A 17th century fort still owned  by descendants of the original Maharaja of Karauli who built the structure in the 1700’s and the family have been here for over a 1,000 years. Rajasthan was never conquered by the British. It has now been restored and opened as a heritage hotel by the Thakur Brijendra Raj Pal family with just 6 suites and 6 luxury Rajasthani tents.  There's a 365 degree view over Rajasthan from the 80 ft ramparts. Below us the Kalisil Lake and dam and the forts, organic gardens owned by Brijendra Rajpal who invested the hard earned profits from her carpet business in Jaipur into restoring the fort from an advanced state of dereliction.


The food is delicious here. Virtually everything is produced on the farm or in the local area. They grow and mill the wheat for the chapatti, paratha and poori . The mustard oil is made from mustard grown in their own fields, the yoghurt from the milk of the buffaloes whose manure is used to activate the compost to enrich the soil for the organic gardens.

No swimming pool but an unheated Jacuzzi on one of the turrets with a staggering view of the local countryside, possibly the best in the whole of India. The fort has been restored using traditional building techniques and local craftsmen. We had a memorable boat trip on Kalisil Lake before sunset. It’s on the fly path to Bharapter, a rich feeding ground for ducks, storks, cormorants, kingfishers, sarus, cranes, stilts and herons. The lake was formed over 50 years ago when the Kalisil river was damned for an irrigation scheme that now benefits local farmers in Rawathara and neighbouring villages along the canal. The lake is fed by monsoon rains and when full spreads over 17 km,  all the way to the Holy City of Kailaden.


A walk through the local village, Ramathra was quite simply enchanting, the villagers are so friendly and welcoming and curious. They welcomed us into their houses and invited me to dance with them to celebrate a recent wedding. 



In the local school, the teaches were eager to show us around and one me an impromptu Hindu lesson.

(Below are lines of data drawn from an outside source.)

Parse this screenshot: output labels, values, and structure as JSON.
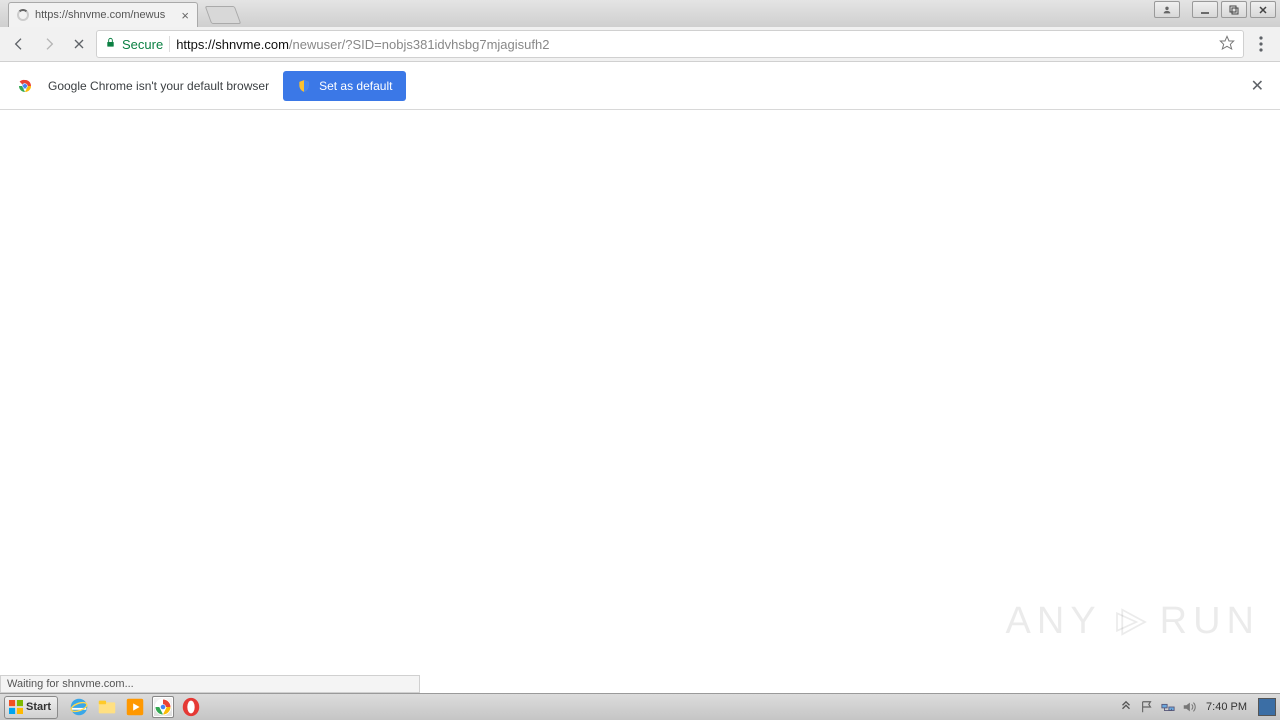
{
  "window": {
    "tab_title": "https://shnvme.com/newus",
    "user_icon": "user-icon"
  },
  "toolbar": {
    "secure_label": "Secure",
    "url_scheme": "https",
    "url_host": "://shnvme.com",
    "url_path": "/newuser/?SID=nobjs381idvhsbg7mjagisufh2"
  },
  "infobar": {
    "message": "Google Chrome isn't your default browser",
    "button_label": "Set as default"
  },
  "status": {
    "text": "Waiting for shnvme.com..."
  },
  "watermark": {
    "text_left": "ANY",
    "text_right": "RUN"
  },
  "taskbar": {
    "start_label": "Start",
    "clock": "7:40 PM"
  }
}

The big bonus for me was the food. It was particularly delicious here and guests can learn how to prepare any of the dishes on the menu. I had two cooking classes with the owner Geetanguli and her shy and brilliant chef.  At Ramathra Fort they make all their own chutneys and pickles and the best lime pickle I have ever eaten. He showed me how to make this fascinating smoked Ramathra chicken curry and raita, home made paneer, several Indian flat breads, paratta  and particular fascinating local bread called Batia.  Ovens are rare in Indian homes, even in the more affluent homes of people so in villages all cooking is done over an open fire on a clay or in more affluent homes in the urban kitchens on gas rings. For over 60% of people in India, the fuel of choice is still dried ‘cow pats’  and despite our understandable initial surprise it doesn’t smell and is totally sustainable. Ramatha Fort is quite a find – particularly for the more adventurous traveller – I long to return…



1 comment:

  1. Actually village life is usually free from the chaos and pandemonium that is so prevalent in the cities. Habitually the Indian villagers manifest a deep loyalty to their village. The uniqueness of the village life lies in this deep loyalty which is again marked with a rich culture. I experienced the cultural diversity and mystic charm with rajasthan village tour .

    ReplyDelete